- **WHAT THE TASK REQUIRES**
Below are records; work out how many of their lines hold the string "contact" and give that number alone.

[Component data from apps and pages]
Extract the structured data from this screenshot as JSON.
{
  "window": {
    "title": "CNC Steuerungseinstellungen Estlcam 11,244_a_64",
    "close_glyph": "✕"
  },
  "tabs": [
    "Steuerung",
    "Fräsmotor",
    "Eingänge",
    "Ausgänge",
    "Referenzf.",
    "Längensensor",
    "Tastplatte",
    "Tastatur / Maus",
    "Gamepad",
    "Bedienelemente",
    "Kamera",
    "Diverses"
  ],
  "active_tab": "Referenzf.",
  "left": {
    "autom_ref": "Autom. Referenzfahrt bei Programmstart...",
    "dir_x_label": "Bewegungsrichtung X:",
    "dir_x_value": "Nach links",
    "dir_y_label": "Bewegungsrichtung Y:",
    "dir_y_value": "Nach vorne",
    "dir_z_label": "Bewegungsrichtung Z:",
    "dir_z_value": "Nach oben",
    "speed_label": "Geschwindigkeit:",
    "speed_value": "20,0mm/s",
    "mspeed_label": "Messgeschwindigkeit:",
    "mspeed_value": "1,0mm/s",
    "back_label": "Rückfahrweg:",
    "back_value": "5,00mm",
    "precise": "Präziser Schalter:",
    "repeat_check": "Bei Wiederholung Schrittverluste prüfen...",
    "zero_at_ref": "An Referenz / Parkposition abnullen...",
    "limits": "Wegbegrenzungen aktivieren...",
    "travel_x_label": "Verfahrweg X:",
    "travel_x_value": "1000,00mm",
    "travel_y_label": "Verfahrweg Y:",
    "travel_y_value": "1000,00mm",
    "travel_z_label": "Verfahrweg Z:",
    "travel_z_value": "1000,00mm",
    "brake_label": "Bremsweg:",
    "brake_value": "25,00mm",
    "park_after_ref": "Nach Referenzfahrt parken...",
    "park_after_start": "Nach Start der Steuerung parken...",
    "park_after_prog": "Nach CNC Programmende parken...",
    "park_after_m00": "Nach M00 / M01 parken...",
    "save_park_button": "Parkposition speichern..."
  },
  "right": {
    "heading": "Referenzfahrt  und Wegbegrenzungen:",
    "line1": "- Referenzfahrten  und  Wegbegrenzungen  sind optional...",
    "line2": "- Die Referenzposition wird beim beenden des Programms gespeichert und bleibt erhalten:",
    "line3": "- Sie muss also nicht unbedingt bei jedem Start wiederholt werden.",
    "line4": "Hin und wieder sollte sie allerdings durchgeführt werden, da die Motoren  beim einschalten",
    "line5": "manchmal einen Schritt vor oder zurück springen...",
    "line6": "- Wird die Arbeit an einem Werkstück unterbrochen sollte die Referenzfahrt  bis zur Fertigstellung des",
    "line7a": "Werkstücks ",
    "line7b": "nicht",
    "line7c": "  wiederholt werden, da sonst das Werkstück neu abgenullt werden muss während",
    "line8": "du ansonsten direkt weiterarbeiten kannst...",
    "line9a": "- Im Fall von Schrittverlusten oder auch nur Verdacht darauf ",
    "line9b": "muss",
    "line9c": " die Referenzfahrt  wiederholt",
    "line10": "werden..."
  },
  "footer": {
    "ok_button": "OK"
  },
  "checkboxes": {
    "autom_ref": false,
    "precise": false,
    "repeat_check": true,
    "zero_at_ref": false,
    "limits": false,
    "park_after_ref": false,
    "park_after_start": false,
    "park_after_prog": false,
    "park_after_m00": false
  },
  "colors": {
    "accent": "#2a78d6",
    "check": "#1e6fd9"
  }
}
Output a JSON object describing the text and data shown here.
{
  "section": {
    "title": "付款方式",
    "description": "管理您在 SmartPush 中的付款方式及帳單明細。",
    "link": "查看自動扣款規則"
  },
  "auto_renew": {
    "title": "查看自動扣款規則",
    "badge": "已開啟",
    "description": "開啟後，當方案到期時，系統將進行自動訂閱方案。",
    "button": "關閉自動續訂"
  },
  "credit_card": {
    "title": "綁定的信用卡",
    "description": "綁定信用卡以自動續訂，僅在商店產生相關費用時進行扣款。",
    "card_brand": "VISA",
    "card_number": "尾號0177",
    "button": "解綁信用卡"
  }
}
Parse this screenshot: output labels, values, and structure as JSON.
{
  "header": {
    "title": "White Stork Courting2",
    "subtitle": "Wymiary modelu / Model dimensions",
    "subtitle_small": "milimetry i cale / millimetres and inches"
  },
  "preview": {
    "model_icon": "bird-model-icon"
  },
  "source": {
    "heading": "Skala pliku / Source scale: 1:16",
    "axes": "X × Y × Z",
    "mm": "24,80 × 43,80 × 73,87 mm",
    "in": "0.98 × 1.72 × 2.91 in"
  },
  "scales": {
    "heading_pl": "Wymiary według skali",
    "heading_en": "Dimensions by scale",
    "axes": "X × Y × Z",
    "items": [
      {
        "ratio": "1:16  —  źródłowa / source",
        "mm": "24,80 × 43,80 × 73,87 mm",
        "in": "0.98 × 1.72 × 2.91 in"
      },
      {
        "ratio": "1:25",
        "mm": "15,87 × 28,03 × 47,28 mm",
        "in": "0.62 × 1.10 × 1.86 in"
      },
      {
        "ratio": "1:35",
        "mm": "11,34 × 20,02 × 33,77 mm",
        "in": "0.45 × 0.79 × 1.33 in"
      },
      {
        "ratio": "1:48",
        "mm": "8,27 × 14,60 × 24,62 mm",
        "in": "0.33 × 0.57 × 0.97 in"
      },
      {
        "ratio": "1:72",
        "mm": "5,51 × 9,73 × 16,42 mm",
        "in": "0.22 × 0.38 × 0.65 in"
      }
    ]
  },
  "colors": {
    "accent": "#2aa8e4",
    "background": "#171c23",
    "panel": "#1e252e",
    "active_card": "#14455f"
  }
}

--

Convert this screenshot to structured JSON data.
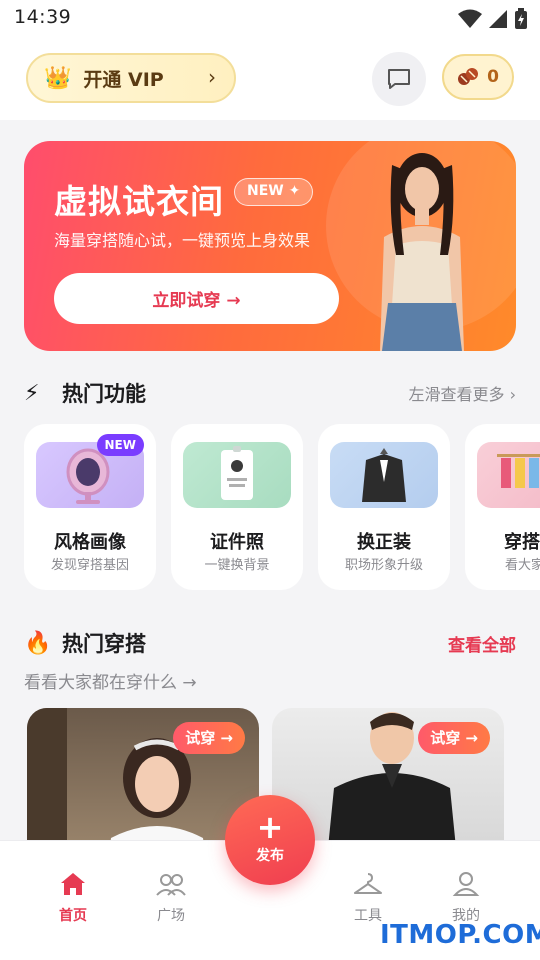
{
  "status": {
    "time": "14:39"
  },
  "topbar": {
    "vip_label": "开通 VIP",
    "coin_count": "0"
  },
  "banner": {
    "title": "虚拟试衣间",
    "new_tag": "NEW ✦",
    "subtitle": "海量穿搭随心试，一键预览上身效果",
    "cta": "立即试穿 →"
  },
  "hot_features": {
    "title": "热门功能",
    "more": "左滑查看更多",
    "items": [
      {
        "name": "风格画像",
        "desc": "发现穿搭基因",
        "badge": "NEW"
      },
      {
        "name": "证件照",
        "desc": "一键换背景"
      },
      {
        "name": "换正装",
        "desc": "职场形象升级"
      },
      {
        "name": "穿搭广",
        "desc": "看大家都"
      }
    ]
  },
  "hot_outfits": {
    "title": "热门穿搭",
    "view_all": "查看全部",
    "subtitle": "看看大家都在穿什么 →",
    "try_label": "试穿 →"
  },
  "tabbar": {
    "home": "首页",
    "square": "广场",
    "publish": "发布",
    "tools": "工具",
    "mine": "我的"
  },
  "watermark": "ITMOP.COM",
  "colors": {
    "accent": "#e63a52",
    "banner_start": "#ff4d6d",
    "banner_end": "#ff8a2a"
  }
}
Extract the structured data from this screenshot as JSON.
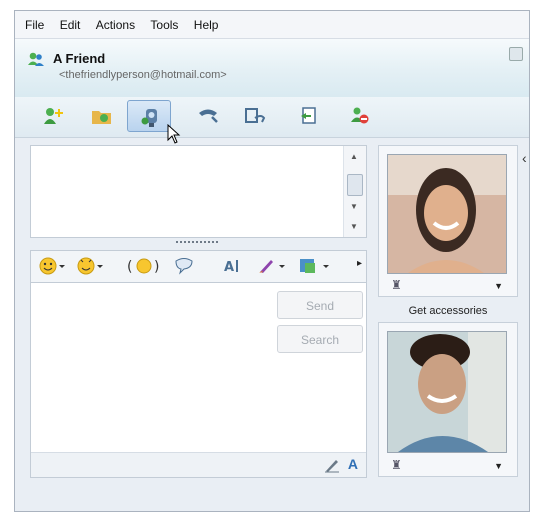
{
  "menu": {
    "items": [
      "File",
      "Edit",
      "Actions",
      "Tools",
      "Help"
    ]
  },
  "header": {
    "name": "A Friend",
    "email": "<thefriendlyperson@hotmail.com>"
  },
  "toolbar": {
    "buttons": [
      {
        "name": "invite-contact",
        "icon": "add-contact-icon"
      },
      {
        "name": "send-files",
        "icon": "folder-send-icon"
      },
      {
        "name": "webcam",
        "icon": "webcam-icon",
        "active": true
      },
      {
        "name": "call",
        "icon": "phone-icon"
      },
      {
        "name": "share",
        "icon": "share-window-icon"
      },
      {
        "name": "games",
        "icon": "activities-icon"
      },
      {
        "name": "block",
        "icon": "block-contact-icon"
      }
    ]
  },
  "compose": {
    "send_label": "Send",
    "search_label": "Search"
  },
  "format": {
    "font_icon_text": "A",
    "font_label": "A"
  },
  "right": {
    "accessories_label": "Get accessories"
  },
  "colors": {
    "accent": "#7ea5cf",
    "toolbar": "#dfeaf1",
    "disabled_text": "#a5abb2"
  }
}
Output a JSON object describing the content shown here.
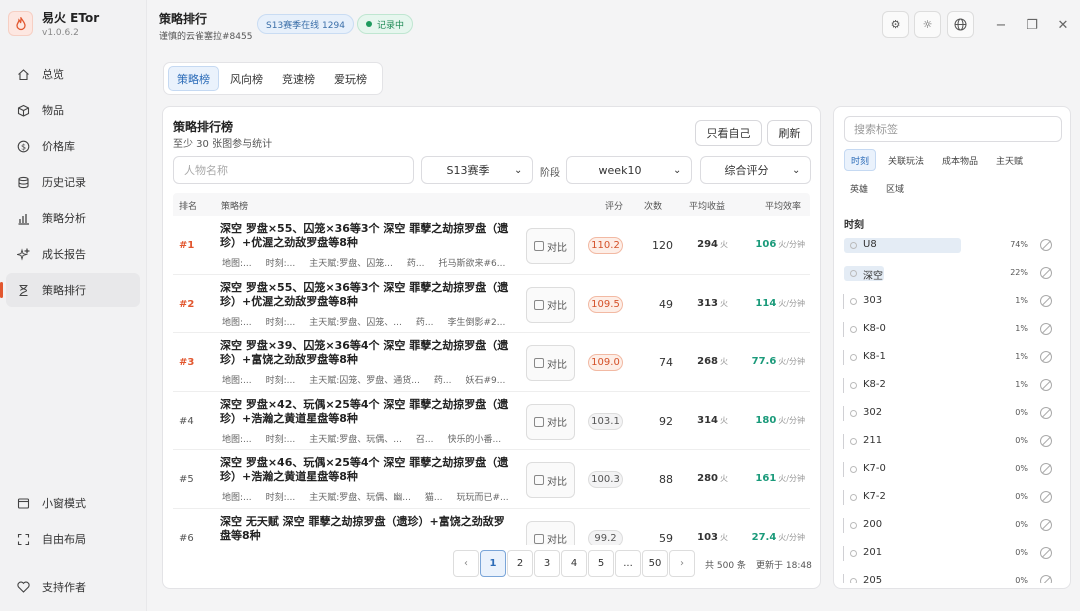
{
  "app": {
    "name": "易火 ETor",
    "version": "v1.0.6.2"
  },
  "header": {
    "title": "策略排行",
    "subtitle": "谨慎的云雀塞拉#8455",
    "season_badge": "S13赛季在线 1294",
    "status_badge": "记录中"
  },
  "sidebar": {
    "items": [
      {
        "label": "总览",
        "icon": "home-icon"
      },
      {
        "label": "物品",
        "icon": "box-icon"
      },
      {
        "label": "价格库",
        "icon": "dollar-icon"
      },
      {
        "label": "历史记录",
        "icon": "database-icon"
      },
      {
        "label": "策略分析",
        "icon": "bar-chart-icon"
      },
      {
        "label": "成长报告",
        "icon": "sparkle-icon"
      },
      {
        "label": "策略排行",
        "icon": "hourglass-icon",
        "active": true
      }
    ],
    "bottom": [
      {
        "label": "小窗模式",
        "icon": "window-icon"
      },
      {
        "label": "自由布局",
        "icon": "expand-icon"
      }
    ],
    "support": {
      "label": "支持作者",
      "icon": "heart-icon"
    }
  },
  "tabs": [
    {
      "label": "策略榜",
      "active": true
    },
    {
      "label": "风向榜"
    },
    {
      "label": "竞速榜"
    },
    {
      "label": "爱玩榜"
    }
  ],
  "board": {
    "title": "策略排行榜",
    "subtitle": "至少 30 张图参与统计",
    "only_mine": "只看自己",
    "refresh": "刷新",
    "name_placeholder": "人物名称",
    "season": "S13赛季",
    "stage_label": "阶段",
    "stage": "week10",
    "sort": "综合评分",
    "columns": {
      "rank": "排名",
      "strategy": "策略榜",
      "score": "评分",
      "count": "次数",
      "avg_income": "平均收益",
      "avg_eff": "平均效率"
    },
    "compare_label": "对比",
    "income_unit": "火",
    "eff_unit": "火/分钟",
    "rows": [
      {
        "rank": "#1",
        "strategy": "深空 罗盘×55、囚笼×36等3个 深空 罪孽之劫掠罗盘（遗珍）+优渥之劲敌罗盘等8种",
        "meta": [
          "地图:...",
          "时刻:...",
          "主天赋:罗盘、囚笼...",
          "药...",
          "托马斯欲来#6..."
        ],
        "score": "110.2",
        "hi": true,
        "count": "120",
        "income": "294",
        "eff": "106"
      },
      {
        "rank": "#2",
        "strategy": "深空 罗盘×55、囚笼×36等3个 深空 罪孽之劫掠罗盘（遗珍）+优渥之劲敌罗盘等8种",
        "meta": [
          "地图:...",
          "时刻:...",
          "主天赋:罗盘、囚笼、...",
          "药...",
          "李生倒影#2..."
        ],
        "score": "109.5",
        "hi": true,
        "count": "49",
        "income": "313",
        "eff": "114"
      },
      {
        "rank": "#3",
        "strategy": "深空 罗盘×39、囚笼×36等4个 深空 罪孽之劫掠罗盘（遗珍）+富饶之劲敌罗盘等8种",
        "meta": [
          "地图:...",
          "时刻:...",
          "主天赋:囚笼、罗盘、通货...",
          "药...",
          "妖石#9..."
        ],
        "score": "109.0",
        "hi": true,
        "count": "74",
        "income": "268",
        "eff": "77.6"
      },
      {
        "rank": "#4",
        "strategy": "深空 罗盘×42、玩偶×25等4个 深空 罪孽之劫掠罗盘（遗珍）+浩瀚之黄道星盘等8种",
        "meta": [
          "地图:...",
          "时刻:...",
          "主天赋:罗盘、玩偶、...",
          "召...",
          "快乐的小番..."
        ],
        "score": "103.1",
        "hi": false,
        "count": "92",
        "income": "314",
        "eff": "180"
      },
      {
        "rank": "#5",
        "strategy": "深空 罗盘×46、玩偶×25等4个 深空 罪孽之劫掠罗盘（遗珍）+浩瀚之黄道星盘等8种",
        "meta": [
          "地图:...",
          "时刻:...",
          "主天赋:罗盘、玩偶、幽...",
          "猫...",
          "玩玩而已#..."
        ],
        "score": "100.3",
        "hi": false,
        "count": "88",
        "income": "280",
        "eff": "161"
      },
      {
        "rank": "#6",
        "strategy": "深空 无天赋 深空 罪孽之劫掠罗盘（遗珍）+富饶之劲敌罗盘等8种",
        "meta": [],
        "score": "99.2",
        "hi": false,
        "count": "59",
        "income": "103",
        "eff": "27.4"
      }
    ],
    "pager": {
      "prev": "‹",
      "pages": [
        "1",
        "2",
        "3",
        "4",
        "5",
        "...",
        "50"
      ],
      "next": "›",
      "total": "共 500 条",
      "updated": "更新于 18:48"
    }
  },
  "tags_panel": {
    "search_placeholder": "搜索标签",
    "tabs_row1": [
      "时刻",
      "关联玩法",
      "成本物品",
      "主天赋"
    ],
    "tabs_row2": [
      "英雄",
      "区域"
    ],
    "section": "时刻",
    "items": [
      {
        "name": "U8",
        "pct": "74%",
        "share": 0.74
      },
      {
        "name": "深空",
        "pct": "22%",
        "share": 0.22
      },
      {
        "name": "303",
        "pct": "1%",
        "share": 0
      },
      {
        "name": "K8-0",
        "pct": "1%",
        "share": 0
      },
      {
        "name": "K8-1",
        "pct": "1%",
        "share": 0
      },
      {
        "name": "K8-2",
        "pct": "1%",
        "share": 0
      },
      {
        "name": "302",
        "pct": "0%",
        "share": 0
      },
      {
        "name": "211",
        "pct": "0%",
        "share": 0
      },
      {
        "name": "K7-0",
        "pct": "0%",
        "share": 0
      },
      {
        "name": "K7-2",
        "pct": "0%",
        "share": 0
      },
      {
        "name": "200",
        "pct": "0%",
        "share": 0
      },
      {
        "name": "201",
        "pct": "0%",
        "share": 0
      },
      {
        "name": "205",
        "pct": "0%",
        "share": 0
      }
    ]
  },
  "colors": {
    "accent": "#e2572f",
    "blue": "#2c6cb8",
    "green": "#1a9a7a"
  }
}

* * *

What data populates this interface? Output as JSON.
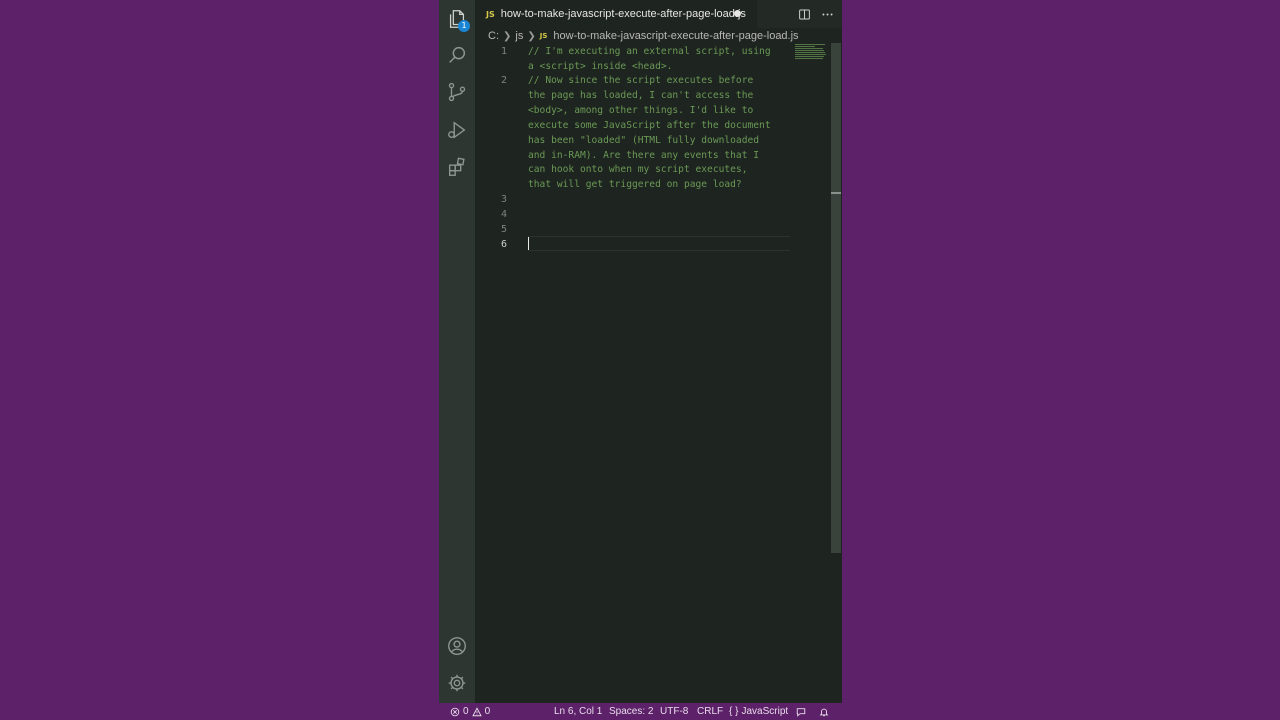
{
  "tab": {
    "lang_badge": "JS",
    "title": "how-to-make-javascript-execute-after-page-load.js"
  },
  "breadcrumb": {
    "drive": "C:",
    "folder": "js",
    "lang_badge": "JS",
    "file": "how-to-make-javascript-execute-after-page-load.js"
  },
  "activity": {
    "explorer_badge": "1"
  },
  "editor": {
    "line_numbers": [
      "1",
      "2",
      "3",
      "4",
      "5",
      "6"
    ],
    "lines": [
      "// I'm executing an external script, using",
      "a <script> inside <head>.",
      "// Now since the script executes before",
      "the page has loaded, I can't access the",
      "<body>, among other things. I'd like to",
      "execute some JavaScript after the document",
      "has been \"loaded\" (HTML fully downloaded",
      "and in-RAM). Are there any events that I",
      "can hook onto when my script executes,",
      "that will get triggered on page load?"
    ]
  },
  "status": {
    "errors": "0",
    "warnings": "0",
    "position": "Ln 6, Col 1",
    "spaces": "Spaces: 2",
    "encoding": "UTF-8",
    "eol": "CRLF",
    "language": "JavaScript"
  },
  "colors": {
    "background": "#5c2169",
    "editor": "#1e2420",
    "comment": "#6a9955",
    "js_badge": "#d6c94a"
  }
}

- **ANSWER**
3